Opinion Column on Death Penalty
He couldn’t sleep. The moss spread across the ashen walls, the room saw even less light as rain tapped noisily on the rusty roof and he woke up to footsteps outside his cell again, fearing his time had come. After 18 years on death row, Juan Roberto Meléndez-Colón was proved innocent. He lived to tell his tale and campaign against the gun pointed at his head for nearly two decades.
The death penalty is the ultimate cruel, inhuman and debased punishment. It breaches human rights, in particular the right to life and the right to live free from torture or cruel, inhuman or degrading treatment or punishment. Both rights are protected under the Universal Declaration of Human Rights, adopted by the UN in 1948.
It is an irreversible act and mistakes happen more often than they should. Execution is a final, irrevocable punishment: the risk of executing an innocent person can never be eliminated. Since 1973, for example, more than 160 prisoners sent to death row in the USA have later been exonerated or released on grounds of innocence. Others have been executed despite serious doubts about their guilt. Thus, for every eight people executed, one person should have never been convicted. These statistics represent an intolerable risk of executing the innocent. If a factory operated with similar failure rates, it would have run out of business a long time ago—and courts are not dealing with machine parts, but human life
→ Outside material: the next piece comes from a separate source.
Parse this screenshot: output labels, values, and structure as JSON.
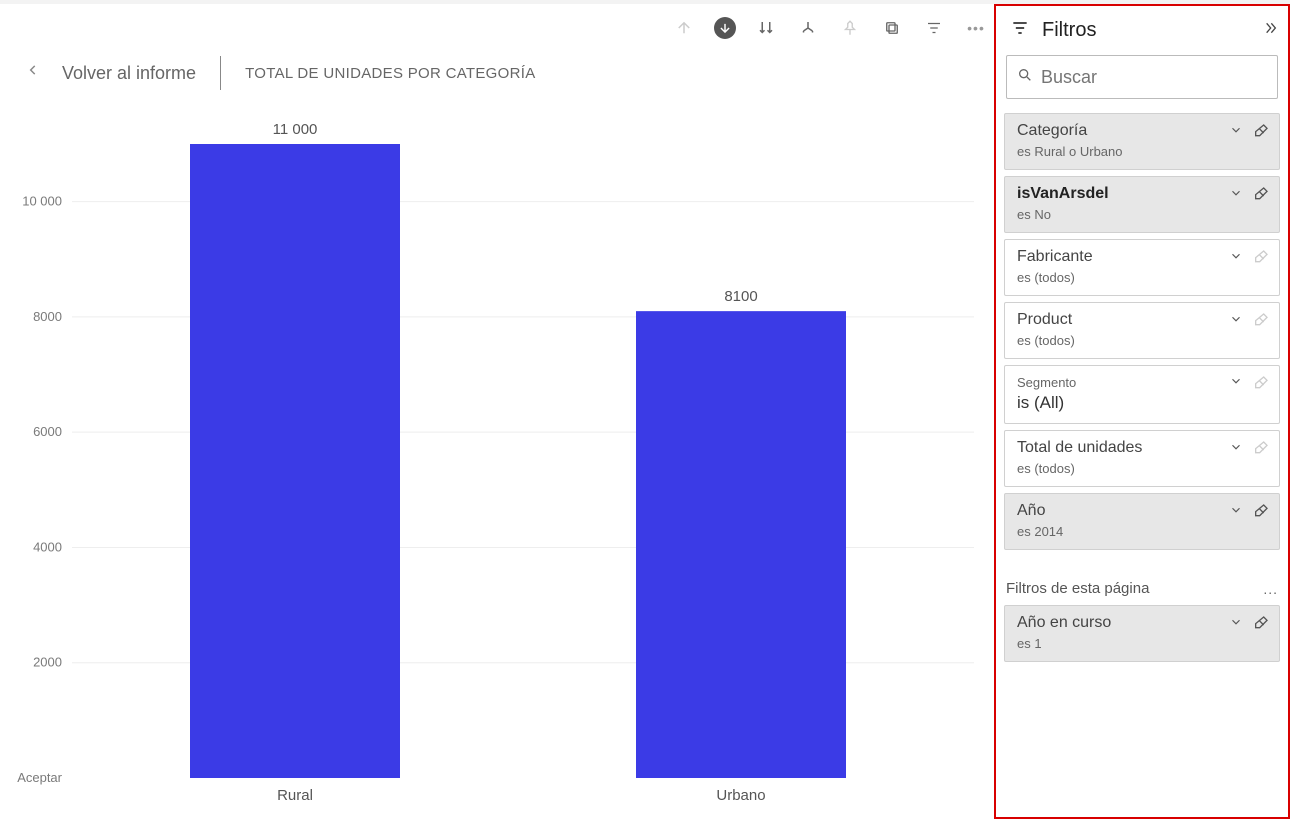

The weight of the death penalty and its margin of error are disproportionally carried by those with less advantaged socio-economic backgrounds or belonging to a racial, ethnic or religious minority. This includes having limited access to legal representation, or being at greater disadvantage in their experience of the criminal justice system. In many cases recorded by Amnesty International, people were executed after being convicted in grossly unfair trials, judged on the basis of torture-tainted evidence and inadequate legal representation. In some countries, death sentences are imposed as the mandatory punishment for certain offences, meaning that judges are not able to consider the circumstances of the crime or of the defendant before sentencing. Countries who practice execution commonly cite the death penalty as a way to deter people from committing crime. This claim has been repeatedly discredited, and there is no evidence that the death penalty is any more effective in reducing crime than life imprisonment.
Society takes many risks in which innocent lives can be lost. We build bridges, knowing that statistically some workers will be killed during construction so we take great precautions to reduce the number of unintended fatalities. Yet very little is done for wrongful executions—a certain death yet a preventable risk. No matter how careful courts are, the possibility of perjured testimony, mistaken honest testimony, and human error remain all too real. Once an inmate is executed nothing can be done to make amends if a mistake has been made. By substituting that with a sentence of life without parole, we meet society’s needs of punishment and protection without running the risk of an erroneous, irrevocable and tragic punishment.
Written by Zoi Agapitou
Edited by Joey Lin
Artwork by Vittoria Ginervi
Layout Selim Alp Maltepe